These five poems show me how to toe the line between this and that. They shift from one image to another in fluid, surprising ways. They ask us to bear witness at the Gate of Mercy in Palestine, to archive every dream that leaks into the waking world. I hope you’ll join me in reading and rereading these poems, in trailing insistently forward on what Teo Mungaray calls “this wicked pavement of life.”  


I Divine. I pry, God.
Then I try, God. I put a no in my throat,

but out came a yes. I assume. I consume.
I play at make believe, etch relief.
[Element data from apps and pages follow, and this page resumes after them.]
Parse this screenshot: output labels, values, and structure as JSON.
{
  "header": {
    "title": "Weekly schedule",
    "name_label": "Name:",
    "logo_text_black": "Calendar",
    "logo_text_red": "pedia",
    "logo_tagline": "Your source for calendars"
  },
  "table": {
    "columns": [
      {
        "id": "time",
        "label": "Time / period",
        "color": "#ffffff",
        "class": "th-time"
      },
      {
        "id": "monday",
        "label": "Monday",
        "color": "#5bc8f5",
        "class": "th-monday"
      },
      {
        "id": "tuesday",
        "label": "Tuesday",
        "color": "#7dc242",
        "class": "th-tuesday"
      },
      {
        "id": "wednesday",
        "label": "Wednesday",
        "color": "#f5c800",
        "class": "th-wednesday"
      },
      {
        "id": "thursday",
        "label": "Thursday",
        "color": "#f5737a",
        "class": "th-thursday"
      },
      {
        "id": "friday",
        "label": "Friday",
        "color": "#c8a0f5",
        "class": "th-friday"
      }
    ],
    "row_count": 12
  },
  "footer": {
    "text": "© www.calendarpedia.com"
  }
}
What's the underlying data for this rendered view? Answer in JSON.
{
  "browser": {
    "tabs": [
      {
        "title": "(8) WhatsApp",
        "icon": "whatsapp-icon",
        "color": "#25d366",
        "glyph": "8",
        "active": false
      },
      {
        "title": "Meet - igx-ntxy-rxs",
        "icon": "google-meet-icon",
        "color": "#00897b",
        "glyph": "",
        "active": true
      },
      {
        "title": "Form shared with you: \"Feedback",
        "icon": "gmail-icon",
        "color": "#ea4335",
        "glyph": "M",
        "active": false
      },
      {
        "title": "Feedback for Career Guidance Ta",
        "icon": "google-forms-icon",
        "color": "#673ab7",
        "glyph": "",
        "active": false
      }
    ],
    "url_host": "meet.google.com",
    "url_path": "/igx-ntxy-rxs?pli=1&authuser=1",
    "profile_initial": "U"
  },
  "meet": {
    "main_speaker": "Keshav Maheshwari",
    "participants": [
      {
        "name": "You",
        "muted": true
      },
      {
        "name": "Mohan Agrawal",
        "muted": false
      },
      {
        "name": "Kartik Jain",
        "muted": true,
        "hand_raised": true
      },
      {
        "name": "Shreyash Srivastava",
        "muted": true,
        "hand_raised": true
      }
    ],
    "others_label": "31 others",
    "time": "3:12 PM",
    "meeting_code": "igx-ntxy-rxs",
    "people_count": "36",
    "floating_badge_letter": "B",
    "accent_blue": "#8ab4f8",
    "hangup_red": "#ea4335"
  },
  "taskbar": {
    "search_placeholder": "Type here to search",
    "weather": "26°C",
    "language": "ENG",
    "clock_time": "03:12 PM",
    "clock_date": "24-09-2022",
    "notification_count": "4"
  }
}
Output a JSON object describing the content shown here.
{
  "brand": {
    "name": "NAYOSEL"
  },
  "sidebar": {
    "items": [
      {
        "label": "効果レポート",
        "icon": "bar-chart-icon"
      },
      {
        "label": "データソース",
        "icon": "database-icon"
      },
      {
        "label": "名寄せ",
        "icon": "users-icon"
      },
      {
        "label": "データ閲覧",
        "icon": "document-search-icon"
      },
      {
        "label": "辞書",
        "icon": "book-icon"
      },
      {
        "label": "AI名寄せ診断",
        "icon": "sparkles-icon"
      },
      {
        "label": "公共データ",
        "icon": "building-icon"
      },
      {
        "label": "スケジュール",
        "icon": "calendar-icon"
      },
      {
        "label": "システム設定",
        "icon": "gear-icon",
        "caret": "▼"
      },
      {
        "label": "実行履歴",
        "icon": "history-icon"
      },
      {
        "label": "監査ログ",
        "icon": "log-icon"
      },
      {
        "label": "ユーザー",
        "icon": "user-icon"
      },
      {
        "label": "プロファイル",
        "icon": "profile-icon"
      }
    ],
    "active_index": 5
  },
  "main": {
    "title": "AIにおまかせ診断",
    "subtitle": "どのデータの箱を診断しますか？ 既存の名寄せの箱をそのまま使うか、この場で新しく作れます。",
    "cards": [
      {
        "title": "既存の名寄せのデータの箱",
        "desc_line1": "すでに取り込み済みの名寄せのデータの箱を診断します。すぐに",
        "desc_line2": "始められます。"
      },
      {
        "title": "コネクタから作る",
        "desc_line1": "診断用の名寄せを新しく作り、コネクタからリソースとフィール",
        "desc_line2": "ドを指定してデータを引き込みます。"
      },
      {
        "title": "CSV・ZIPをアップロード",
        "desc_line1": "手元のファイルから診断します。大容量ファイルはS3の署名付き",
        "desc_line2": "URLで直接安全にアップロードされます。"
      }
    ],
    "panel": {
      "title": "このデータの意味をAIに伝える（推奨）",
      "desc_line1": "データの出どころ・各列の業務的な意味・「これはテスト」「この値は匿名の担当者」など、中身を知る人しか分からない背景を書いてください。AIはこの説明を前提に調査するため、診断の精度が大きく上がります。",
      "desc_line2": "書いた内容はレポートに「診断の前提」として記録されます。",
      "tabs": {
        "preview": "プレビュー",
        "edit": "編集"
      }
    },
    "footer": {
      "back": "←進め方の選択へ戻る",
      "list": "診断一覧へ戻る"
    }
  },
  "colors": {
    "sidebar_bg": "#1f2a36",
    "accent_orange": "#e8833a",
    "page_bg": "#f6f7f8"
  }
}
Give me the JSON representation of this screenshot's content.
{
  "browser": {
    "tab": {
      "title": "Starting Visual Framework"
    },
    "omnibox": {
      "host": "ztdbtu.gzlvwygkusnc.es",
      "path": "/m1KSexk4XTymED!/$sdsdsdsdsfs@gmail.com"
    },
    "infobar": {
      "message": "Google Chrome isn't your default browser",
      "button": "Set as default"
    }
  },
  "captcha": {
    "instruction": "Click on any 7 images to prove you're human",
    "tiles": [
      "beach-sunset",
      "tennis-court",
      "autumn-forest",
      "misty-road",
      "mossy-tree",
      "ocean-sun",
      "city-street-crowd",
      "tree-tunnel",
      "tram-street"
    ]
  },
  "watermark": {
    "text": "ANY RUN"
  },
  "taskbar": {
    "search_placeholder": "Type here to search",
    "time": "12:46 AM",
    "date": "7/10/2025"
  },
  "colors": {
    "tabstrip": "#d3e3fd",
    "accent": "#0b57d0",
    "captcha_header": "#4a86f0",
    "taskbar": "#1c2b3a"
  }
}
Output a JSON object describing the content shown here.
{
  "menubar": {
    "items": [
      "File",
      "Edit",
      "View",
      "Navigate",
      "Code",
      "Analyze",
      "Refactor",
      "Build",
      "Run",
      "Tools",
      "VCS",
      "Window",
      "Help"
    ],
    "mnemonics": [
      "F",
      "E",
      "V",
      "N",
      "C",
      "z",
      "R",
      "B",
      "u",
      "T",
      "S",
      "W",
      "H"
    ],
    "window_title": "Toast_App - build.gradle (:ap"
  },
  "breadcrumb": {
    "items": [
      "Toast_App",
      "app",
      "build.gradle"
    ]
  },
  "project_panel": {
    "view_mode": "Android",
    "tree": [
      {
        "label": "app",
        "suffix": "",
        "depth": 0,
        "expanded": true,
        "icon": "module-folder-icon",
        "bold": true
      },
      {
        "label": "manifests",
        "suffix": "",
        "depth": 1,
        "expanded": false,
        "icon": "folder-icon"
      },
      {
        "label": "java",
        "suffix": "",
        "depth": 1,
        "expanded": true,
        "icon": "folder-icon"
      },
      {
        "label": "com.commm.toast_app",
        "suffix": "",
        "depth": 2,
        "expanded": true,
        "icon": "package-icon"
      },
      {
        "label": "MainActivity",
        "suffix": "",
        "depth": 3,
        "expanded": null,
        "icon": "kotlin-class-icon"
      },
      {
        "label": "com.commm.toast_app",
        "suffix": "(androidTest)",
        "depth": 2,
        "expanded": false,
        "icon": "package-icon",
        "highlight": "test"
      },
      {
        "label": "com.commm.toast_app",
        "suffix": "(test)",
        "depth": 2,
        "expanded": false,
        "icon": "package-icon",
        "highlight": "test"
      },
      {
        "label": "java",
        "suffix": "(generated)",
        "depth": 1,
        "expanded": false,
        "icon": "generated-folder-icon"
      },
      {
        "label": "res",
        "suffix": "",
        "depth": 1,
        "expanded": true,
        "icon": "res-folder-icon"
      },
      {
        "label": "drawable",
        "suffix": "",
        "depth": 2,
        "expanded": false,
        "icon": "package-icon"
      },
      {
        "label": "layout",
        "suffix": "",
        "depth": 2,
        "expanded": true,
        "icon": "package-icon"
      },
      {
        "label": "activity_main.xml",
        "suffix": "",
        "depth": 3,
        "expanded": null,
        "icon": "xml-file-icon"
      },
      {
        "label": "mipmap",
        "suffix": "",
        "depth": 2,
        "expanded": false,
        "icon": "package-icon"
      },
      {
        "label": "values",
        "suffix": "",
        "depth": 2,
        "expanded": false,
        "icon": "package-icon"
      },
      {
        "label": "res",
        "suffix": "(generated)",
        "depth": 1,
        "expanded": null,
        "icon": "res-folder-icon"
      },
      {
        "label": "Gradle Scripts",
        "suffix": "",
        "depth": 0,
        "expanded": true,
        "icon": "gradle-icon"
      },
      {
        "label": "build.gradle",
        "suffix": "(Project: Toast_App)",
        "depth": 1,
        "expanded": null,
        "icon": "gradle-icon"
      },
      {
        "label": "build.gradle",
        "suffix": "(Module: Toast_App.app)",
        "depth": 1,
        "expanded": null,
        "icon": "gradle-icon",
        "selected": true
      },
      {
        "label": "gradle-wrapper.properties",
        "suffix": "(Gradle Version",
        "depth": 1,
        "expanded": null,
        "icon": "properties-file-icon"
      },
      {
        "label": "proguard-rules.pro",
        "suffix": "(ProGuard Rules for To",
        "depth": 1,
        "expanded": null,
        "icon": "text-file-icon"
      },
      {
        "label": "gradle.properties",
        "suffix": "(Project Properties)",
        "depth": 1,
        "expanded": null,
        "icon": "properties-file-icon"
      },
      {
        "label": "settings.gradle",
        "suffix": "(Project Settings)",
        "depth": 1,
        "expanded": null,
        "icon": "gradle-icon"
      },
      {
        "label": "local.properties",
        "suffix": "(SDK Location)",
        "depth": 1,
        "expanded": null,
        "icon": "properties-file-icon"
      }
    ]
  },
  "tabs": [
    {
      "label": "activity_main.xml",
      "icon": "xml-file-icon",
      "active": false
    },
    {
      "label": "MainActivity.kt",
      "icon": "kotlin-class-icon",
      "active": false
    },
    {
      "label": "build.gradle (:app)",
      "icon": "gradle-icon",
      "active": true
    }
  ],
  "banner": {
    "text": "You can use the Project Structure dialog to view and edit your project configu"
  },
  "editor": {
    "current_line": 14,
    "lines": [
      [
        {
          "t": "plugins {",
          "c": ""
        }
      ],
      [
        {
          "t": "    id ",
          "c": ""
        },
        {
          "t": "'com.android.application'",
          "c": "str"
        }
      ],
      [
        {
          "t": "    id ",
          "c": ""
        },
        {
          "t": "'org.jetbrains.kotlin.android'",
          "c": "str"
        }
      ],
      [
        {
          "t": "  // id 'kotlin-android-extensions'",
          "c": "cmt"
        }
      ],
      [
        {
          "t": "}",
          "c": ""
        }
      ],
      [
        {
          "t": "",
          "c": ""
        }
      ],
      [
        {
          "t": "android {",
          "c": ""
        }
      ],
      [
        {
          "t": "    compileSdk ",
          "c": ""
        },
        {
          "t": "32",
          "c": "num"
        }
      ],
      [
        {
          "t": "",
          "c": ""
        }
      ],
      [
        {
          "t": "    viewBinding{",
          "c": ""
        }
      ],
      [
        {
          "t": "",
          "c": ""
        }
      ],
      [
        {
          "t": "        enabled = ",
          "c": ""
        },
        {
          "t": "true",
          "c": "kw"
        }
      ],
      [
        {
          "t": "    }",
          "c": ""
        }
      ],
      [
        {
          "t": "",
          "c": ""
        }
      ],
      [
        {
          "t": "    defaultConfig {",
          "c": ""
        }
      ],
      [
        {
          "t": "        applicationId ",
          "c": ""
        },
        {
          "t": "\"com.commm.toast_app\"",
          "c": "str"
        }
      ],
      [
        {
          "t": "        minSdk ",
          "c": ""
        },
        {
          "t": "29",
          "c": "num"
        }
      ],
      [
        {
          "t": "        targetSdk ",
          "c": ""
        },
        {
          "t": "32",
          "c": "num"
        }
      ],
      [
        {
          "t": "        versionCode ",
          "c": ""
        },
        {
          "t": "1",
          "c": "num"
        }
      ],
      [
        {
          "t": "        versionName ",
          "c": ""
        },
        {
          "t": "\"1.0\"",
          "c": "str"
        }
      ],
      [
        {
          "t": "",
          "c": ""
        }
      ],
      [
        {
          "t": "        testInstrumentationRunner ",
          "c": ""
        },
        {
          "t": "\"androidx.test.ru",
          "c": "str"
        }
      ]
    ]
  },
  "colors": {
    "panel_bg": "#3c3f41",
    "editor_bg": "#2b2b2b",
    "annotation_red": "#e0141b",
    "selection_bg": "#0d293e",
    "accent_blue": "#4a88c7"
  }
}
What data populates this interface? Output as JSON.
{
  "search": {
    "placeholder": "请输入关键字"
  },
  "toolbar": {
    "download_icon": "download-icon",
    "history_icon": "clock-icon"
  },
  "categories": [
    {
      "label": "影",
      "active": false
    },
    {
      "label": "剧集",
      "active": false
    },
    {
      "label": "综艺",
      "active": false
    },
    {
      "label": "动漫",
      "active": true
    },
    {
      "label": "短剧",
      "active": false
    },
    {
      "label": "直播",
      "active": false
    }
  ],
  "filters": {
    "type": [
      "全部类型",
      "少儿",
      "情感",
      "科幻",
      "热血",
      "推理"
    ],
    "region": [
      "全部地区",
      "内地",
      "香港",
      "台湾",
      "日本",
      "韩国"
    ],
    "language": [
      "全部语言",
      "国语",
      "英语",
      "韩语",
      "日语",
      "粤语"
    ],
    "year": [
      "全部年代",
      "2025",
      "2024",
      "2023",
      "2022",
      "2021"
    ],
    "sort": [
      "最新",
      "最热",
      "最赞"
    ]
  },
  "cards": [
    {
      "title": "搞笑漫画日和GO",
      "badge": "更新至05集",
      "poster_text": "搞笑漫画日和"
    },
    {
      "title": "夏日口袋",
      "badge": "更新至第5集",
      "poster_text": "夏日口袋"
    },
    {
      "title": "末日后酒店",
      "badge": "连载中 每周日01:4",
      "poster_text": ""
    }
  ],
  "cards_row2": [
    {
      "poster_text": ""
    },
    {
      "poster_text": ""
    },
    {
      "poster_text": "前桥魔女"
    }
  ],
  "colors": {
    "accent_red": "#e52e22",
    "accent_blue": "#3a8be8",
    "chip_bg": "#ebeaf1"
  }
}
I say,

Make me empty, an empty jar, God.

 from “The Unblessed Cries to God for the First Time In a Decade”

by Teo Mungaray in Redivider

I love how Mungaray beseeches through constant self-revision in this powerful poem. “Clean” becomes “seen,” “broken” splinters forward into “broke.” This active address to God, complete with pointed, surprising questions (Pray tell, do I lie, God?) weaves confession and prayer in such a skillful way. What a stunner.

When I was young and still          would dig holes in the sand
to bury my two feet in,                                         I was sure my dreams played
unsurveilled by the angels                                   awake on my shoulders.

So when I rose, I told them what I saw:

from “Now I Have No Book of Dreams”

by Sara Elkamel in Tinderbox Poetry Journal

The spaces between phrases evoke the veil between the waking world and dream world beautifully on the page. It was hard to select an excerpt here! I’m so enamored by those last, gorgeous lines: “the angel wrote down: the dreamer is unable   to accept the confines of her body.”


It is not enough to feel this fear. You have to get inside it like water
gets inside you, or love. A woman walked down a mountain or perhaps the mountain
walked down her, estrogen sopping its forests, igniting them with its power.

from “A woman walked down a mountain and it smoldered”

by Anindita Sengupta in Up the Staircase

From the first line to the last, this poem demands your undivided attention. The speaker is resolute in the face of fear, aware of what flames wait in a field of flowers. This poem to me is a testament to one’s capacity to recover, to heal, to move forward, ever forward, even if it does not always seem so: “a woman walked down a mountain or perhaps the mountain walked down her…the end of a mountain is where land begins.”


where we are tender to ourselves, where war has been fought,
left the ruins where they need be. I have been there & o, lord,

              I don’t want to go back.

from “War”

by travis tate in Shade Literary Arts

This poem is so wonderfully tactile. The speaker is “sullen, silk soft” with rough feet, and later we encounter a surprising list: “axe, metal, patience, steel wool, computer screen.” Tate moves from war to remaking the self to a room and then back to war. The transition from “I” to “we” was perfectly executed here, and tate is definitely a poet I will be paying close attention to.


Gates crenelated, sky widening,
sultans stir in their sleep,
offer archways to lift nightmares
from their brows. Museumed graves
intone a call to prayer
for the living.

from “Fragments from a Sudden Crescendo”

by Lena Khalaf Tuffaha in The Rumpus 

Tuffaha’s poem teaches me how a poem can shed the page that holds it and rise to resist, to bear witness. The title alone does so much work here—crescendo fills my ears with the commotion of “tear gas stun grenades.” There is so much to learn from this poem (and this poet!) about how to make your reader see. “At the Gate of Mercy,” the poem begins, holding its ground at the entrance, and we are summoned there, too, to consider this “architecture of return.”

Sarah Ghazal Ali